_INPUT RECORDS_:
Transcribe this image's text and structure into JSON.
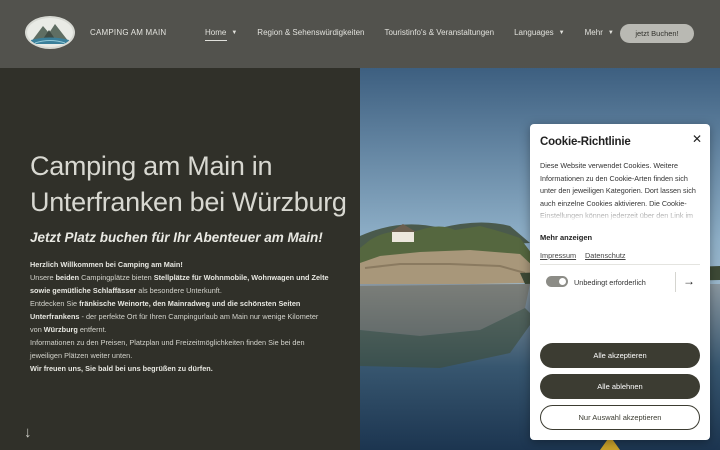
{
  "header": {
    "brand": "CAMPING AM MAIN",
    "nav": [
      {
        "label": "Home",
        "chevron": true
      },
      {
        "label": "Region & Sehenswürdigkeiten",
        "chevron": false
      },
      {
        "label": "Touristinfo's & Veranstaltungen",
        "chevron": false
      },
      {
        "label": "Languages",
        "chevron": true
      },
      {
        "label": "Mehr",
        "chevron": true
      }
    ],
    "book_label": "jetzt Buchen!"
  },
  "hero": {
    "title_line1": "Camping am Main in",
    "title_line2": "Unterfranken bei Würzburg",
    "subtitle": "Jetzt Platz buchen für Ihr Abenteuer am Main!",
    "p1": "Herzlich Willkommen bei Camping am Main!",
    "p2a": "Unsere ",
    "p2b": "beiden",
    "p2c": " Campingplätze bieten ",
    "p2d": "Stellplätze für Wohnmobile, Wohnwagen und Zelte sowie gemütliche Schlaffässer",
    "p2e": " als besondere Unterkunft.",
    "p3a": "Entdecken Sie ",
    "p3b": "fränkische Weinorte, den Mainradweg und die schönsten Seiten Unterfrankens",
    "p3c": " - der perfekte Ort für Ihren Campingurlaub am Main nur wenige Kilometer von ",
    "p3d": "Würzburg",
    "p3e": " entfernt.",
    "p4": "Informationen zu den Preisen, Platzplan und Freizeitmöglichkeiten finden Sie bei den jeweiligen Plätzen weiter unten.",
    "p5": "Wir freuen uns, Sie bald bei uns begrüßen zu dürfen.",
    "down_arrow": "↓"
  },
  "cookie": {
    "title": "Cookie-Richtlinie",
    "close": "✕",
    "text": "Diese Website verwendet Cookies. Weitere Informationen zu den Cookie-Arten finden sich unter den jeweiligen Kategorien. Dort lassen sich auch einzelne Cookies aktivieren. Die Cookie-Einstellungen können jederzeit über den Link im",
    "more": "Mehr anzeigen",
    "impressum": "Impressum",
    "datenschutz": "Datenschutz",
    "toggle_label": "Unbedingt erforderlich",
    "accept_all": "Alle akzeptieren",
    "reject_all": "Alle ablehnen",
    "accept_selection": "Nur Auswahl akzeptieren"
  },
  "icons": {
    "arrow_right": "→"
  },
  "colors": {
    "header_bg": "#52524d",
    "panel_bg": "#303029",
    "button_dark": "#3c3c32"
  }
}
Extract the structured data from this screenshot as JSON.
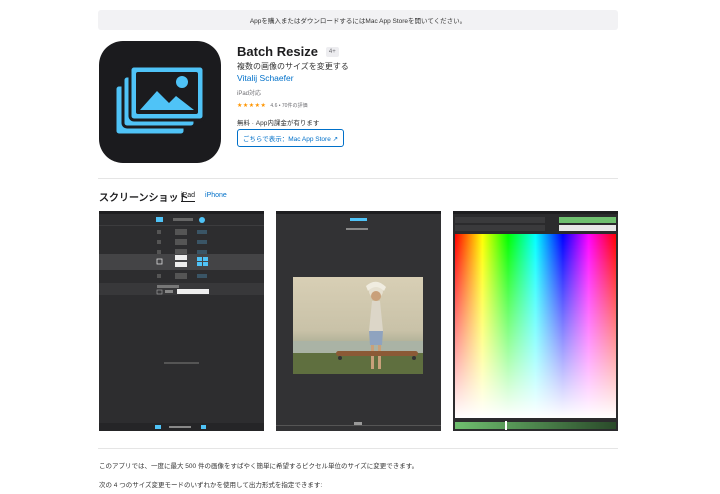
{
  "banner": {
    "text": "Appを購入またはダウンロードするにはMac App Storeを開いてください。"
  },
  "app": {
    "name": "Batch Resize",
    "age_rating": "4+",
    "subtitle": "複数の画像のサイズを変更する",
    "developer": "Vitalij Schaefer",
    "device_compat": "iPad対応",
    "rating_stars": "★★★★★",
    "rating_text": "4.6 • 70件の評価",
    "price_text": "無料 · App内課金が有ります",
    "store_button": "ごちらで表示：Mac App Store ↗"
  },
  "screenshots": {
    "title": "スクリーンショット",
    "tabs": [
      "iPad",
      "iPhone"
    ],
    "active_tab": "iPad"
  },
  "description": {
    "line1": "このアプリでは、一度に最大 500 件の画像をすばやく簡単に希望するピクセル単位のサイズに変更できます。",
    "line2": "次の 4 つのサイズ変更モードのいずれかを使用して出力形式を指定できます:"
  },
  "colors": {
    "link": "#0070c9",
    "icon_bg": "#1b1b1e",
    "icon_accent": "#4fc3f7",
    "star": "#ff9500"
  }
}
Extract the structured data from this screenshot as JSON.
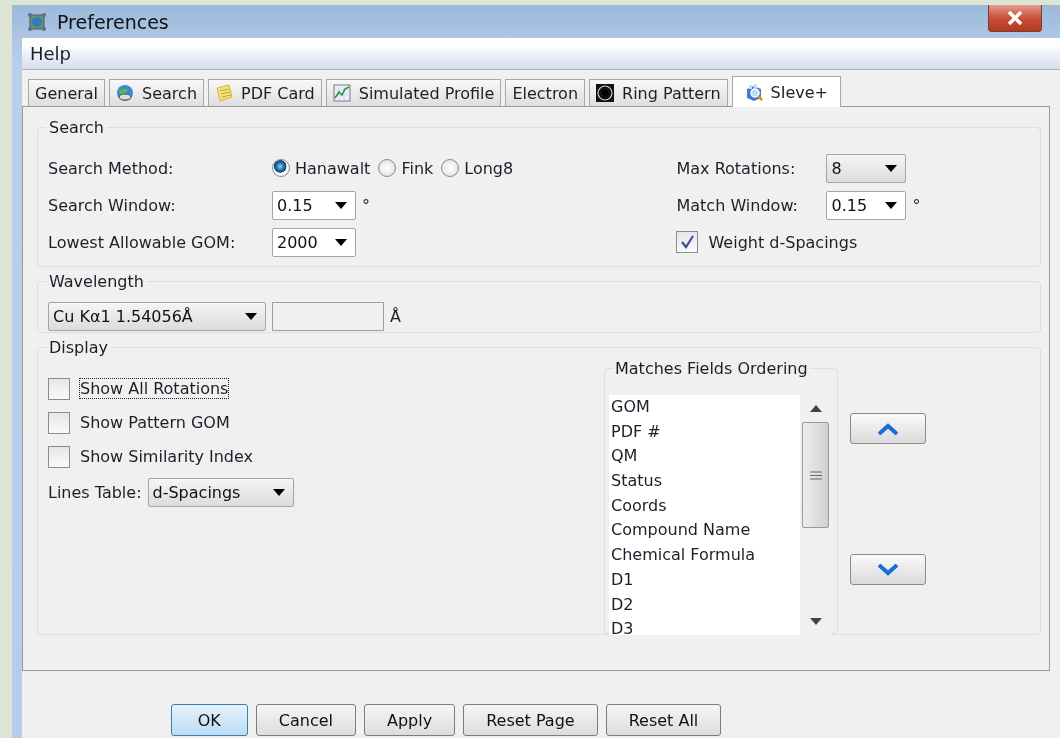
{
  "window": {
    "title": "Preferences"
  },
  "menu": [
    {
      "label": "Help"
    }
  ],
  "tabs": [
    {
      "label": "General",
      "selected": false
    },
    {
      "label": "Search",
      "selected": false
    },
    {
      "label": "PDF Card",
      "selected": false
    },
    {
      "label": "Simulated Profile",
      "selected": false
    },
    {
      "label": "Electron",
      "selected": false
    },
    {
      "label": "Ring Pattern",
      "selected": false
    },
    {
      "label": "SIeve+",
      "selected": true
    }
  ],
  "search": {
    "title": "Search",
    "method": {
      "label": "Search Method:",
      "options": [
        {
          "label": "Hanawalt",
          "selected": true
        },
        {
          "label": "Fink",
          "selected": false
        },
        {
          "label": "Long8",
          "selected": false
        }
      ]
    },
    "search_window": {
      "label": "Search Window:",
      "value": "0.15",
      "editable": true,
      "unit": "°"
    },
    "lowest_gom": {
      "label": "Lowest Allowable GOM:",
      "value": "2000",
      "editable": true
    },
    "max_rotations": {
      "label": "Max Rotations:",
      "value": "8",
      "editable": false
    },
    "match_window": {
      "label": "Match Window:",
      "value": "0.15",
      "editable": true,
      "unit": "°"
    },
    "weight": {
      "label": "Weight d-Spacings",
      "checked": true
    }
  },
  "wavelength": {
    "title": "Wavelength",
    "source": {
      "value": "Cu Kα1 1.54056Å",
      "editable": false
    },
    "custom": {
      "disabled": true,
      "unit": "Å"
    }
  },
  "display": {
    "title": "Display",
    "checkboxes": [
      {
        "label": "Show All Rotations",
        "checked": false,
        "focused": true
      },
      {
        "label": "Show Pattern GOM",
        "checked": false,
        "focused": false
      },
      {
        "label": "Show Similarity Index",
        "checked": false,
        "focused": false
      }
    ],
    "lines_table": {
      "label": "Lines Table:",
      "value": "d-Spacings",
      "editable": false
    },
    "ordering": {
      "title": "Matches Fields Ordering",
      "items": [
        "GOM",
        "PDF #",
        "QM",
        "Status",
        "Coords",
        "Compound Name",
        "Chemical Formula",
        "D1",
        "D2",
        "D3"
      ]
    }
  },
  "buttons": [
    {
      "label": "OK",
      "default": true
    },
    {
      "label": "Cancel",
      "default": false
    },
    {
      "label": "Apply",
      "default": false
    },
    {
      "label": "Reset Page",
      "default": false
    },
    {
      "label": "Reset All",
      "default": false
    }
  ]
}
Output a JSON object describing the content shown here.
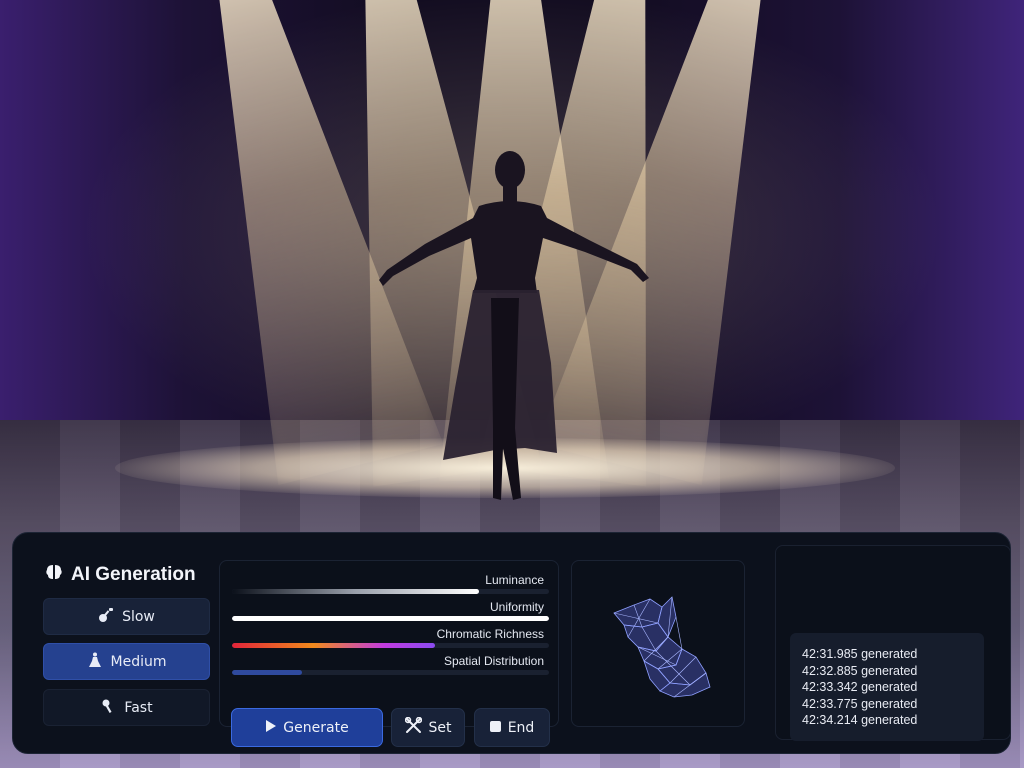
{
  "panel": {
    "title": "AI Generation",
    "speeds": [
      {
        "label": "Slow",
        "icon": "guitar-icon",
        "state": "normal"
      },
      {
        "label": "Medium",
        "icon": "dancer-icon",
        "state": "active"
      },
      {
        "label": "Fast",
        "icon": "microphone-icon",
        "state": "dim"
      }
    ]
  },
  "metrics": [
    {
      "label": "Luminance",
      "level": 0.78,
      "color": "gradient-gray-white"
    },
    {
      "label": "Uniformity",
      "level": 1.0,
      "color": "#ffffff"
    },
    {
      "label": "Chromatic Richness",
      "level": 0.64,
      "color": "gradient-red-orange-purple"
    },
    {
      "label": "Spatial Distribution",
      "level": 0.22,
      "color": "#2f4a9e"
    }
  ],
  "actions": {
    "generate": "Generate",
    "set": "Set",
    "end": "End"
  },
  "log": {
    "entries": [
      "42:31.985 generated",
      "42:32.885 generated",
      "42:33.342 generated",
      "42:33.775 generated",
      "42:34.214 generated"
    ]
  },
  "colors": {
    "accent": "#3b6ae0",
    "active_button": "#25418f",
    "panel_bg": "#0c111c"
  }
}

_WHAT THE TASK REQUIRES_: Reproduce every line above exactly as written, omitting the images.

_TASK RESULT_:
Transcribe this image's text and structure into JSON.
{
  "header": {
    "brand": "CAMPING AM MAIN",
    "nav": [
      {
        "label": "Home",
        "chevron": true
      },
      {
        "label": "Region & Sehenswürdigkeiten",
        "chevron": false
      },
      {
        "label": "Touristinfo's & Veranstaltungen",
        "chevron": false
      },
      {
        "label": "Languages",
        "chevron": true
      },
      {
        "label": "Mehr",
        "chevron": true
      }
    ],
    "book_label": "jetzt Buchen!"
  },
  "hero": {
    "title_line1": "Camping am Main in",
    "title_line2": "Unterfranken bei Würzburg",
    "subtitle": "Jetzt Platz buchen für Ihr Abenteuer am Main!",
    "p1": "Herzlich Willkommen bei Camping am Main!",
    "p2a": "Unsere ",
    "p2b": "beiden",
    "p2c": " Campingplätze bieten ",
    "p2d": "Stellplätze für Wohnmobile, Wohnwagen und Zelte sowie gemütliche Schlaffässer",
    "p2e": " als besondere Unterkunft.",
    "p3a": "Entdecken Sie ",
    "p3b": "fränkische Weinorte, den Mainradweg und die schönsten Seiten Unterfrankens",
    "p3c": " - der perfekte Ort für Ihren Campingurlaub am Main nur wenige Kilometer von ",
    "p3d": "Würzburg",
    "p3e": " entfernt.",
    "p4": "Informationen zu den Preisen, Platzplan und Freizeitmöglichkeiten finden Sie bei den jeweiligen Plätzen weiter unten.",
    "p5": "Wir freuen uns, Sie bald bei uns begrüßen zu dürfen.",
    "down_arrow": "↓"
  },
  "cookie": {
    "title": "Cookie-Richtlinie",
    "close": "✕",
    "text": "Diese Website verwendet Cookies. Weitere Informationen zu den Cookie-Arten finden sich unter den jeweiligen Kategorien. Dort lassen sich auch einzelne Cookies aktivieren. Die Cookie-Einstellungen können jederzeit über den Link im",
    "more": "Mehr anzeigen",
    "impressum": "Impressum",
    "datenschutz": "Datenschutz",
    "toggle_label": "Unbedingt erforderlich",
    "accept_all": "Alle akzeptieren",
    "reject_all": "Alle ablehnen",
    "accept_selection": "Nur Auswahl akzeptieren"
  },
  "icons": {
    "arrow_right": "→"
  },
  "colors": {
    "header_bg": "#52524d",
    "panel_bg": "#303029",
    "button_dark": "#3c3c32"
  }
}
Extract the structured data from this screenshot as JSON.
{
  "banner": {
    "text": "Appを購入またはダウンロードするにはMac App Storeを開いてください。"
  },
  "app": {
    "name": "Batch Resize",
    "age_rating": "4+",
    "subtitle": "複数の画像のサイズを変更する",
    "developer": "Vitalij Schaefer",
    "device_compat": "iPad対応",
    "rating_stars": "★★★★★",
    "rating_text": "4.6 • 70件の評価",
    "price_text": "無料 · App内課金が有ります",
    "store_button": "ごちらで表示：Mac App Store ↗"
  },
  "screenshots": {
    "title": "スクリーンショット",
    "tabs": [
      "iPad",
      "iPhone"
    ],
    "active_tab": "iPad"
  },
  "description": {
    "line1": "このアプリでは、一度に最大 500 件の画像をすばやく簡単に希望するピクセル単位のサイズに変更できます。",
    "line2": "次の 4 つのサイズ変更モードのいずれかを使用して出力形式を指定できます:"
  },
  "colors": {
    "link": "#0070c9",
    "icon_bg": "#1b1b1e",
    "icon_accent": "#4fc3f7",
    "star": "#ff9500"
  }
}
Extract the structured data from this screenshot as JSON.
{
  "window": {
    "title": "Preferences"
  },
  "menu": [
    {
      "label": "Help"
    }
  ],
  "tabs": [
    {
      "label": "General",
      "selected": false
    },
    {
      "label": "Search",
      "selected": false
    },
    {
      "label": "PDF Card",
      "selected": false
    },
    {
      "label": "Simulated Profile",
      "selected": false
    },
    {
      "label": "Electron",
      "selected": false
    },
    {
      "label": "Ring Pattern",
      "selected": false
    },
    {
      "label": "SIeve+",
      "selected": true
    }
  ],
  "search": {
    "title": "Search",
    "method": {
      "label": "Search Method:",
      "options": [
        {
          "label": "Hanawalt",
          "selected": true
        },
        {
          "label": "Fink",
          "selected": false
        },
        {
          "label": "Long8",
          "selected": false
        }
      ]
    },
    "search_window": {
      "label": "Search Window:",
      "value": "0.15",
      "editable": true,
      "unit": "°"
    },
    "lowest_gom": {
      "label": "Lowest Allowable GOM:",
      "value": "2000",
      "editable": true
    },
    "max_rotations": {
      "label": "Max Rotations:",
      "value": "8",
      "editable": false
    },
    "match_window": {
      "label": "Match Window:",
      "value": "0.15",
      "editable": true,
      "unit": "°"
    },
    "weight": {
      "label": "Weight d-Spacings",
      "checked": true
    }
  },
  "wavelength": {
    "title": "Wavelength",
    "source": {
      "value": "Cu Kα1 1.54056Å",
      "editable": false
    },
    "custom": {
      "disabled": true,
      "unit": "Å"
    }
  },
  "display": {
    "title": "Display",
    "checkboxes": [
      {
        "label": "Show All Rotations",
        "checked": false,
        "focused": true
      },
      {
        "label": "Show Pattern GOM",
        "checked": false,
        "focused": false
      },
      {
        "label": "Show Similarity Index",
        "checked": false,
        "focused": false
      }
    ],
    "lines_table": {
      "label": "Lines Table:",
      "value": "d-Spacings",
      "editable": false
    },
    "ordering": {
      "title": "Matches Fields Ordering",
      "items": [
        "GOM",
        "PDF #",
        "QM",
        "Status",
        "Coords",
        "Compound Name",
        "Chemical Formula",
        "D1",
        "D2",
        "D3"
      ]
    }
  },
  "buttons": [
    {
      "label": "OK",
      "default": true
    },
    {
      "label": "Cancel",
      "default": false
    },
    {
      "label": "Apply",
      "default": false
    },
    {
      "label": "Reset Page",
      "default": false
    },
    {
      "label": "Reset All",
      "default": false
    }
  ]
}
Output a JSON object describing the content shown here.
{
  "panel": {
    "title": "AI Generation",
    "speeds": [
      {
        "label": "Slow",
        "icon": "guitar-icon",
        "state": "normal"
      },
      {
        "label": "Medium",
        "icon": "dancer-icon",
        "state": "active"
      },
      {
        "label": "Fast",
        "icon": "microphone-icon",
        "state": "dim"
      }
    ]
  },
  "metrics": [
    {
      "label": "Luminance",
      "level": 0.78,
      "color": "gradient-gray-white"
    },
    {
      "label": "Uniformity",
      "level": 1.0,
      "color": "#ffffff"
    },
    {
      "label": "Chromatic Richness",
      "level": 0.64,
      "color": "gradient-red-orange-purple"
    },
    {
      "label": "Spatial Distribution",
      "level": 0.22,
      "color": "#2f4a9e"
    }
  ],
  "actions": {
    "generate": "Generate",
    "set": "Set",
    "end": "End"
  },
  "log": {
    "entries": [
      "42:31.985 generated",
      "42:32.885 generated",
      "42:33.342 generated",
      "42:33.775 generated",
      "42:34.214 generated"
    ]
  },
  "colors": {
    "accent": "#3b6ae0",
    "active_button": "#25418f",
    "panel_bg": "#0c111c"
  }
}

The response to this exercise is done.